When does an affliction become a way of life? We've had fleas for 8 weeks now. They've been fairly infrequent for the last 2 weeks, but nevertheless they are a daily office, appearing without fail in ones and twos and threes, lunging for us with every fiber of their tiny bodies.
My husband tried to engage my sympathies: "Think about it. There's the flea, just born, going about its business. It's hungry! It sees food! It leaps! Then, all of a sudden, pain and death I mean, how wold you feel?"
I am unmoved. I enjoy every thrashing of their tiny drowning bodies. I'm tired, heartily, excruciatingly tired, of the vigilance, the white knee socks, the liturgy of vacuuming. Nevertheless, three exterminator visits and eight weeks later, I've become...if not numb, then inured. We've stumped the exterminator, who persists in telling me the fleas should already be dead. I'm out of ideas, too. I don't really have anything on my agenda except endurance.

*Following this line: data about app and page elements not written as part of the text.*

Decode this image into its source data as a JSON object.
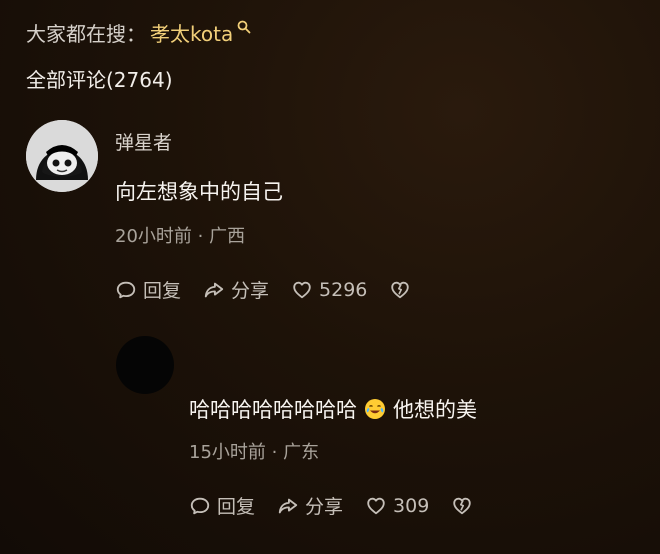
{
  "search_hint": {
    "label": "大家都在搜：",
    "term": "孝太kota"
  },
  "comments_header": {
    "title": "全部评论(2764)"
  },
  "comments": [
    {
      "username": "弹星者",
      "text": "向左想象中的自己",
      "time_location": "20小时前 · 广西",
      "reply_label": "回复",
      "share_label": "分享",
      "like_count": "5296"
    },
    {
      "text_before": "哈哈哈哈哈哈哈哈",
      "text_after": "他想的美",
      "time_location": "15小时前 · 广东",
      "reply_label": "回复",
      "share_label": "分享",
      "like_count": "309"
    }
  ],
  "icons": {
    "search_mini": "search-icon",
    "reply": "comment-bubble-icon",
    "share": "share-arrow-icon",
    "like": "heart-icon",
    "dislike": "broken-heart-icon",
    "emoji": "crying-laughing-emoji-icon"
  }
}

There was definitely a grieving period. A full-on, seven stages process. I lived in denial. I bargained with a God I don't believe in. I got pissed. I mourned my former lifestyle (bare feet! Actually enjoying my home! Unpacking! Having people over! Mornings without vacuuming! Yoga! A sense of safety!). I've come out the other end now: I can still feel the ache of my former life, the carefree, flea-free person that I was, but my life is what it is, and there's not much to be done but live it.
It occurs to me that I'm experiencing, on an infinitely smaller scale, what I've seen caregivers and parents and folks who are ill go through after receiving a diagnosis. Autism, paraplegia, Parkinson's, aphasia, MS, dementia: you rage, you mourn, you wail, you keen. You recalibrate your expectations, watch the world you believed in -goals, entitlements, priorities- crumple and fall away. Then you get on with it, the whole dirty business of living.